While the defense argued that flower boxes aren’t litter, Judge Jim McLaughlin, who convicted Hagans in a non-jury trial, said the boxes were ‘a clear case of violation of this deed and violation of littering statute.’
‘The box does not occur naturally in nature. It is a foreign substance. Whether it’s pretty or not is not a consideration for this court,’ he said.
The defense said it would appeal the conviction to circuit court, where a jury can hear the case.
Aside from a $50 fine and $251 in court costs, Hagans received a 30-day jail sentence that was suspended on the condition he doesn’t place additional flowers on the grave.
Hagans and Hannah Ford first met at a coffee shop in Montgomery, just short of an hour’s drive from Auburn, and connect through their Baptist faith, according to his website.
Ford’s father, Reverend Tom Ford did not approve of his daughter’s relationship with Hagans. The pair first met at a coffee shop in Montgomery and bonded over their Baptist faith
Hannah’s career aspirations lied in state politics, the Washington Post reported. She had previously worked on Republican Roy Moore’s U.S. Senate campaign in 2017, of which he lost to Democrat Doug Jones after he was accused of having sexual contact by a woman when she was only 14 years old.
Ford, who considered herself to be Republican, then went on to campaign for evangelist Scott Dawson’s campaign for governor in 2018. Dawson ended up finishing third in the primaries.

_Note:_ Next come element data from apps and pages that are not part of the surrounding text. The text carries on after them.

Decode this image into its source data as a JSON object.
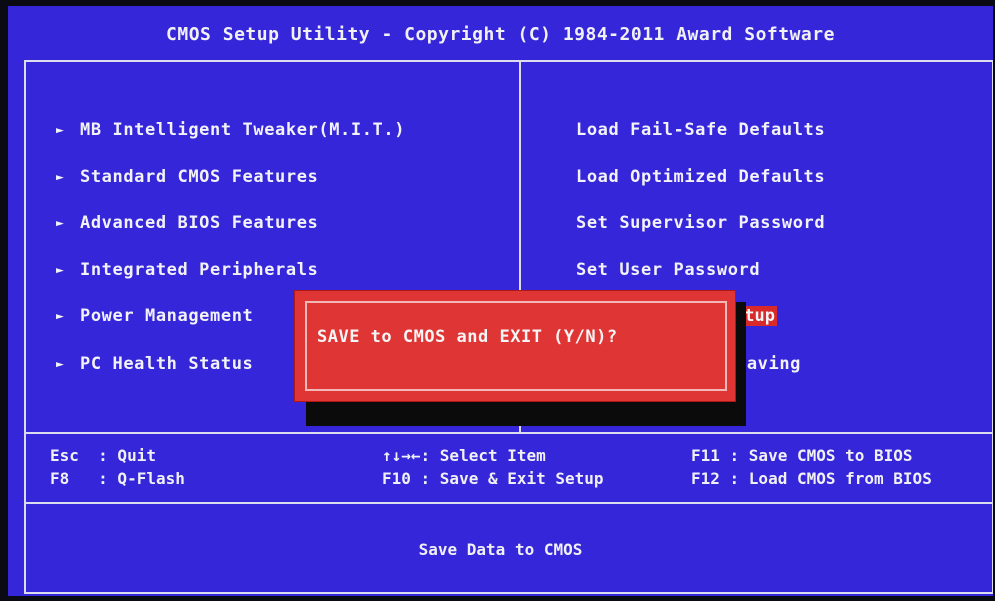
{
  "title": "CMOS Setup Utility - Copyright (C) 1984-2011 Award Software",
  "left_menu": [
    {
      "label": "MB Intelligent Tweaker(M.I.T.)",
      "arrow": "►"
    },
    {
      "label": "Standard CMOS Features",
      "arrow": "►"
    },
    {
      "label": "Advanced BIOS Features",
      "arrow": "►"
    },
    {
      "label": "Integrated Peripherals",
      "arrow": "►"
    },
    {
      "label": "Power Management",
      "arrow": "►"
    },
    {
      "label": "PC Health Status",
      "arrow": "►"
    }
  ],
  "right_menu": [
    {
      "label": "Load Fail-Safe Defaults"
    },
    {
      "label": "Load Optimized Defaults"
    },
    {
      "label": "Set Supervisor Password"
    },
    {
      "label": "Set User Password"
    },
    {
      "label": "etup",
      "selected": true
    },
    {
      "label": "Saving"
    }
  ],
  "help": {
    "esc": "Esc  : Quit",
    "f8": "F8   : Q-Flash",
    "select": "↑↓→←: Select Item",
    "f10": "F10 : Save & Exit Setup",
    "f11": "F11 : Save CMOS to BIOS",
    "f12": "F12 : Load CMOS from BIOS"
  },
  "status": "Save Data to CMOS",
  "dialog": {
    "message": "SAVE to CMOS and EXIT (Y/N)?"
  },
  "colors": {
    "background": "#3526d9",
    "dialog": "#e03535",
    "highlight": "#d82a2a",
    "text": "#f0f0f5"
  }
}
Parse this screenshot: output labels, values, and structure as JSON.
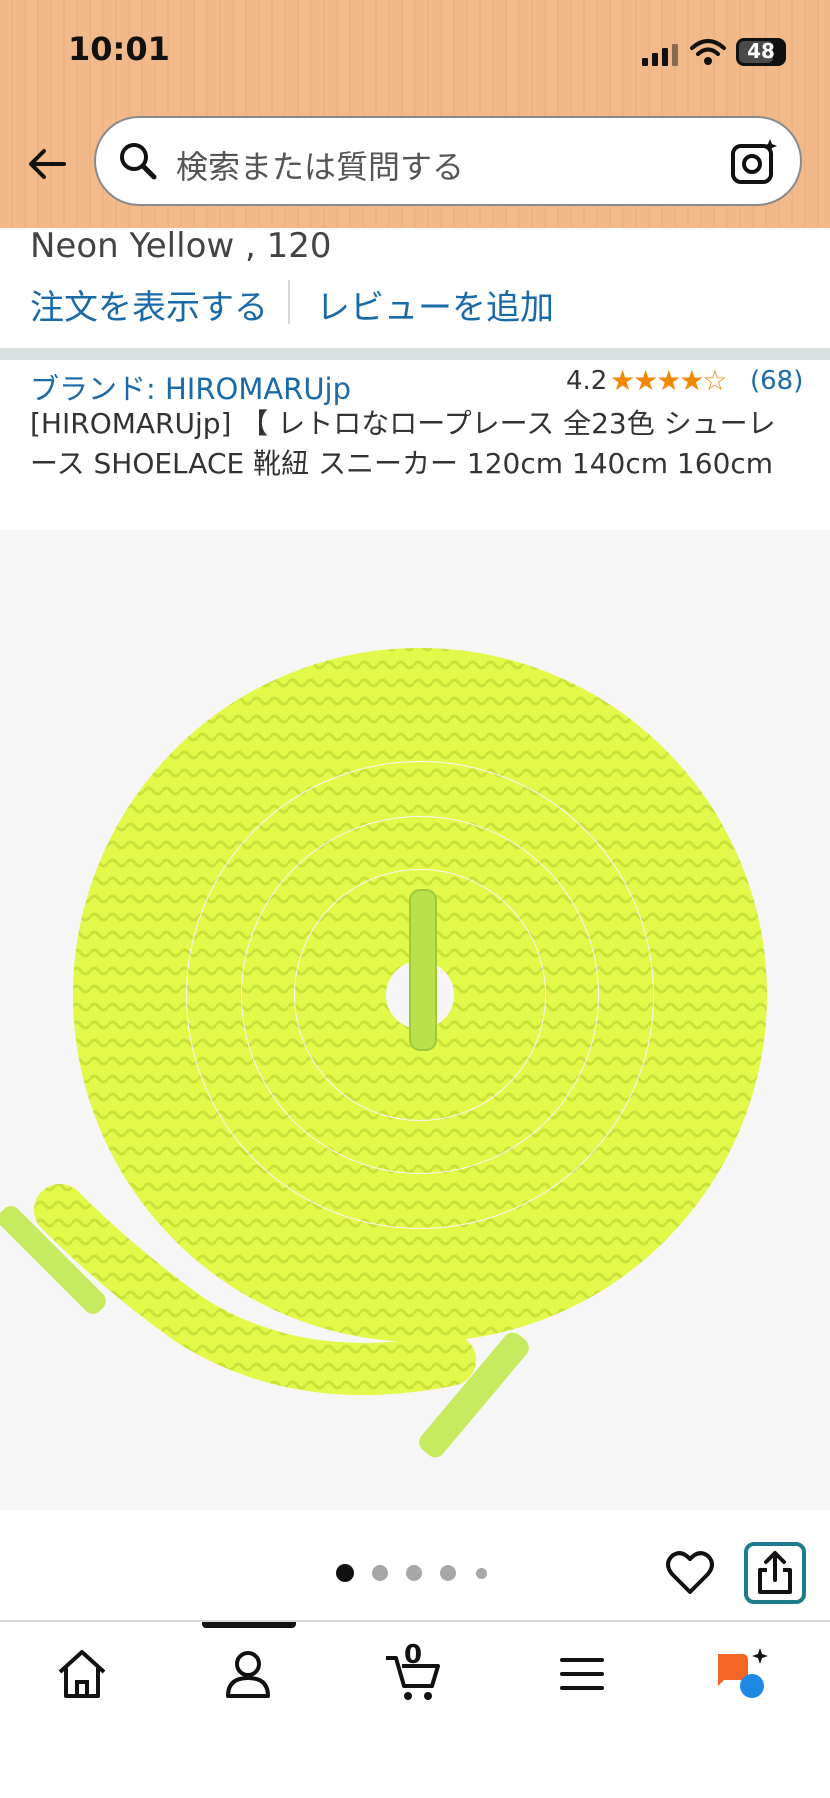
{
  "status_bar": {
    "time": "10:01",
    "battery": "48"
  },
  "search": {
    "placeholder": "検索または質問する"
  },
  "product": {
    "variant": "Neon Yellow , 120",
    "links": {
      "view_order": "注文を表示する",
      "add_review": "レビューを追加"
    },
    "brand": "ブランド: HIROMARUjp",
    "rating": {
      "value": "4.2",
      "stars": "★★★★☆",
      "count": "(68)"
    },
    "title": "[HIROMARUjp] 【 レトロなロープレース 全23色 シューレース SHOELACE 靴紐 スニーカー 120cm 140cm 160cm"
  },
  "image_pager": {
    "count": 5,
    "active": 1
  },
  "bottom_nav": {
    "cart_count": "0",
    "items": [
      "home-icon",
      "account-icon",
      "cart-icon",
      "menu-icon",
      "rufus-ai-icon"
    ]
  },
  "colors": {
    "accent_link": "#1a6aa8",
    "star": "#f08804",
    "header": "#f2b98a",
    "share_border": "#1d7c8c"
  }
}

‘She may have been small in stature, but she was a giant when she walked in a room,’ Dawson told AL.com in an interview from 2021. ‘She knew how to deal with senators, members of the House, judicial candidates.’
In her obituary, Hannah’s family shared she had a ‘kind heart, happy attitude, great wisdom and many talents.’